I recently finished designing and implementing a tramp floor for my 16′ Maravia Cat. And first and foremost I’ll say this floor was inspired by a friend’s floor that I had the pleasure of hanging out on last summer. The conundrum I found myself in when I embarked on this endeavor, is that I, like my friend, wanted a tramp floor I could stand on, which is contrary to common wisdom regarding what a tramp floor “should” be. I’m writing this post partially because it was fun and I’m proud of my work, and partially because when I went looking for standing tramp floor advice, it was woefully unavailable in the online rafting community as best as I could tell. So hopefully some like minded rafter will find this one day and appreciate it.

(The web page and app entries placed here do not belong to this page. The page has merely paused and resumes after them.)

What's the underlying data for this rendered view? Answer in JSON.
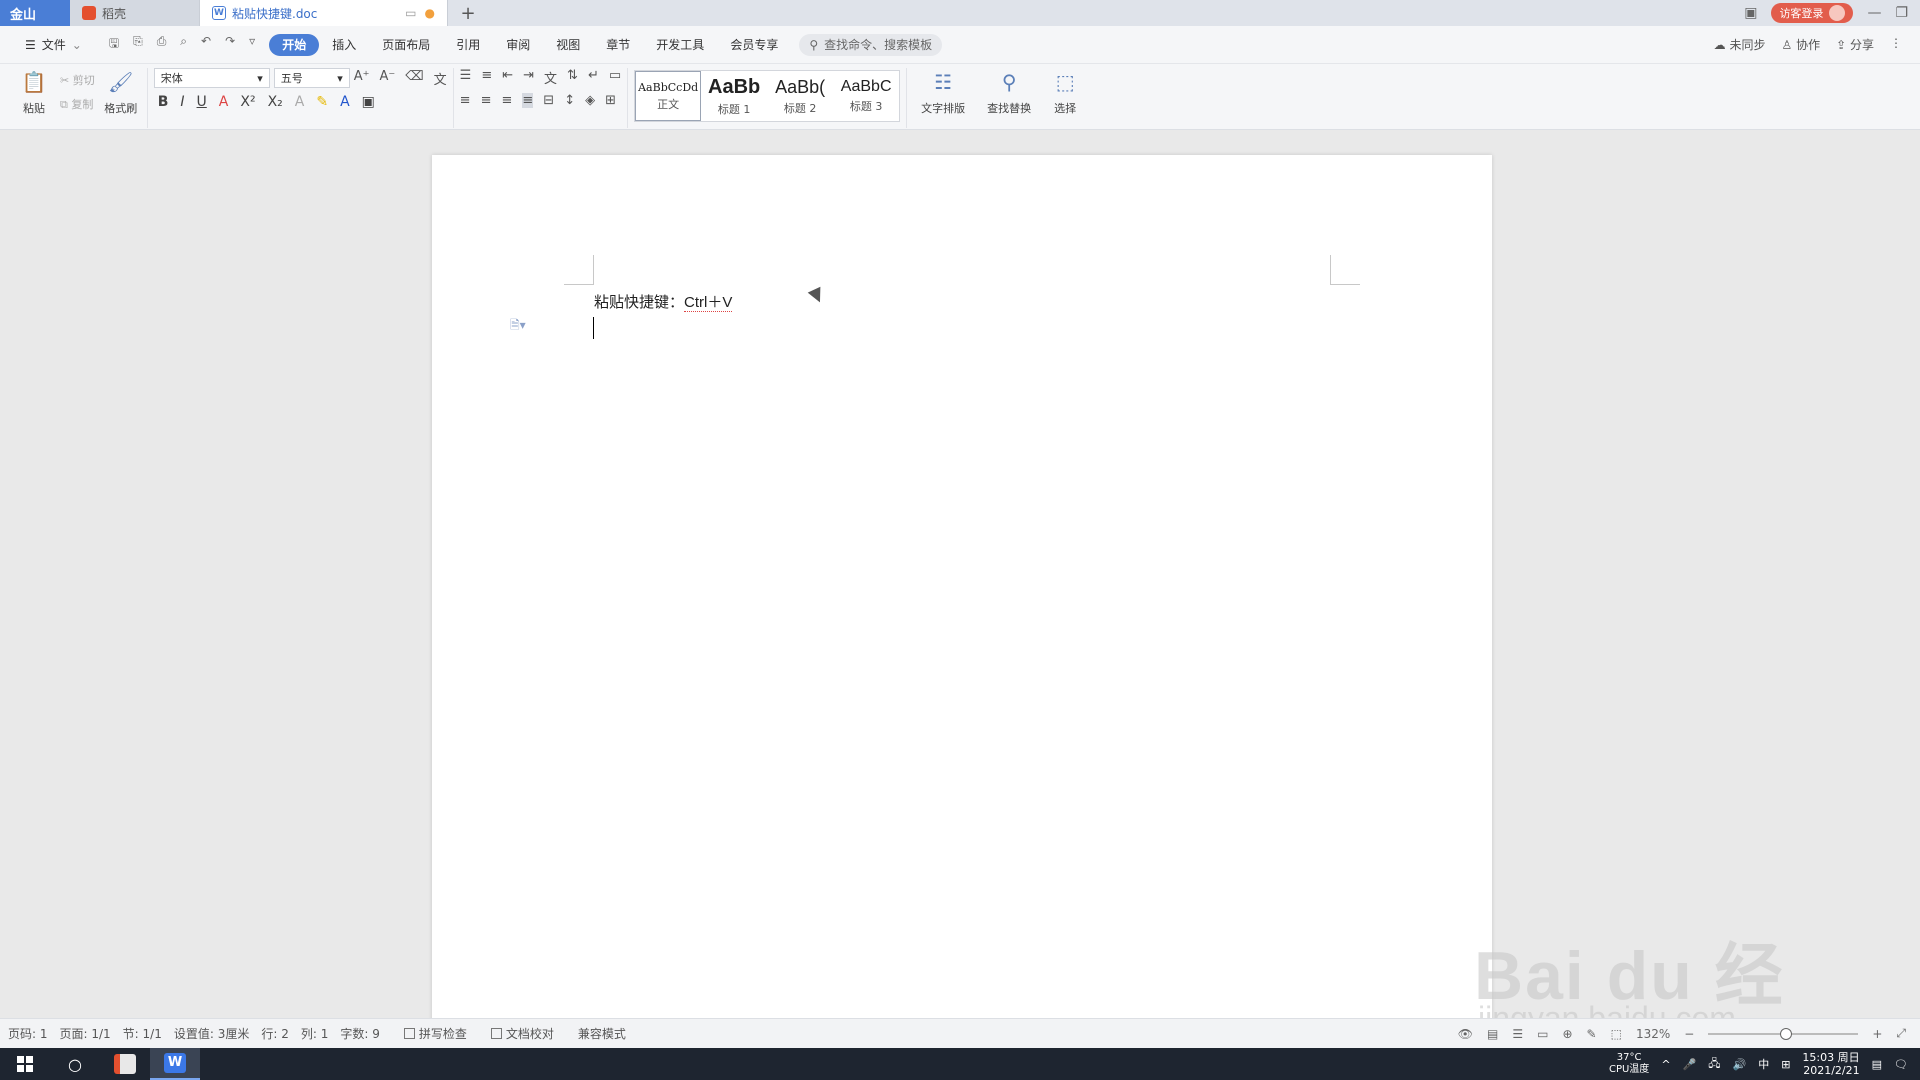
{
  "titlebar": {
    "home_label": "金山",
    "tabs": [
      {
        "label": "稻壳",
        "icon": "daoke-logo-icon"
      },
      {
        "label": "粘贴快捷键.doc",
        "icon": "wps-doc-icon"
      }
    ],
    "new_tab": "+",
    "login_label": "访客登录",
    "window_controls": {
      "minimize": "—",
      "restore": "❐"
    }
  },
  "menubar": {
    "file_label": "文件",
    "items": [
      "开始",
      "插入",
      "页面布局",
      "引用",
      "审阅",
      "视图",
      "章节",
      "开发工具",
      "会员专享"
    ],
    "active_index": 0,
    "search_label": "查找命令、搜索模板",
    "right": [
      "未同步",
      "协作",
      "分享"
    ]
  },
  "ribbon": {
    "paste_label": "粘贴",
    "cut_label": "剪切",
    "copy_label": "复制",
    "format_painter_label": "格式刷",
    "font_name": "宋体",
    "font_size": "五号",
    "bold": "B",
    "italic": "I",
    "underline": "U",
    "styles": [
      {
        "sample": "AaBbCcDd",
        "label": "正文"
      },
      {
        "sample": "AaBb",
        "label": "标题 1"
      },
      {
        "sample": "AaBb(",
        "label": "标题 2"
      },
      {
        "sample": "AaBbC",
        "label": "标题 3"
      }
    ],
    "text_layout_label": "文字排版",
    "find_replace_label": "查找替换",
    "select_label": "选择"
  },
  "document": {
    "line1_text": "粘贴快捷键：",
    "line1_shortcut": "Ctrl＋V"
  },
  "watermark": {
    "main": "Bai du 经验",
    "sub": "jingyan.baidu.com"
  },
  "statusbar": {
    "page_num": "页码: 1",
    "pages": "页面: 1/1",
    "section": "节: 1/1",
    "setting": "设置值: 3厘米",
    "row": "行: 2",
    "col": "列: 1",
    "word_count": "字数: 9",
    "spell_check": "拼写检查",
    "doc_proof": "文档校对",
    "compat_mode": "兼容模式",
    "zoom": "132%"
  },
  "taskbar": {
    "temp": "37°C",
    "temp_sub": "CPU温度",
    "ime": "中",
    "time": "15:03 周日",
    "date": "2021/2/21"
  },
  "colors": {
    "accent": "#4a7ed6",
    "login": "#e25d4c",
    "taskbar": "#1e2530"
  }
}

On the surface this might seem like a simple problem, tie the floor to the frame, make sure it’s tight. Turns out, it’s not that simple. I initially tried exactly this, ran some pieces of rope through the grommets in the floor and wrapped said rope around the frame. This solution yielded unacceptable results, the floor sagged ALOT. This first attempt left me at a loss for what to do, so I reached out to my friend, and he got me back on track. The new plan was a bit more involved but was sure to produce a tight floor.
The recipe is as follows:

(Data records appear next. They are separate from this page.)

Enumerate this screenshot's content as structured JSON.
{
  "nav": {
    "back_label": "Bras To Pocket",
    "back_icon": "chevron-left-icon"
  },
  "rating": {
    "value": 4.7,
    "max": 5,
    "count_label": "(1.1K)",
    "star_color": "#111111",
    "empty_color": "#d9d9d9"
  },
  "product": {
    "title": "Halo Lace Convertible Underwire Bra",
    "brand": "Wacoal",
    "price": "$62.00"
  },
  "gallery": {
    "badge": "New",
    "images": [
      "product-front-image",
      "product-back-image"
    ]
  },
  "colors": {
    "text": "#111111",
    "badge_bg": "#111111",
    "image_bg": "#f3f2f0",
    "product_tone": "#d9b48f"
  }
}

- 2 — 20′ 1/2inch diameter ropes
- 18 — 1′-1″ cam straps (varies with floor length)
- 4 — speed rail spreader bar mounts
- 2 — 41″ spreader bar (varies with frame width)
Tie the rope around the front and rear cross bar that you are attaching the floor to, running the rope through all of the grommets in the tramp floor. Pull it as tight as possible and tie it off. If you have adjustable spreader bars, on your frame, pull one in an inch or so from where you will eventually place it, and once you have the floor secured on front and back, you can push the spreader bar back into position, pulling the floor as tight as possible in the process. Install the new spreader bars underneath the floor, one third of the way down the length of the floor, and two thirds of the way down the length of the floor respectively. Attach 1′-1″ cam straps to each grommet on the sides of the floor, pulling them as tight as possible against the frame. That’s it. Hop on your new floor and see what you think.
This design really hits everything I was looking for; standable, economical, and I even got a splash guard out of it. The straps really make the biggest impact on tightness, though straps all the way around is a bit pricey if you don’t just have a shitload of one footers lying around. The rope makes those 14 or so grommets on the front and back way cheaper, and having the spreader bars really becomes absolutely vital for a floor you can stand on that’s this large. And if your frame is similar to mine, you can add a splash guard and buy yourself even more stability with the leverage of the ~90 degree turn.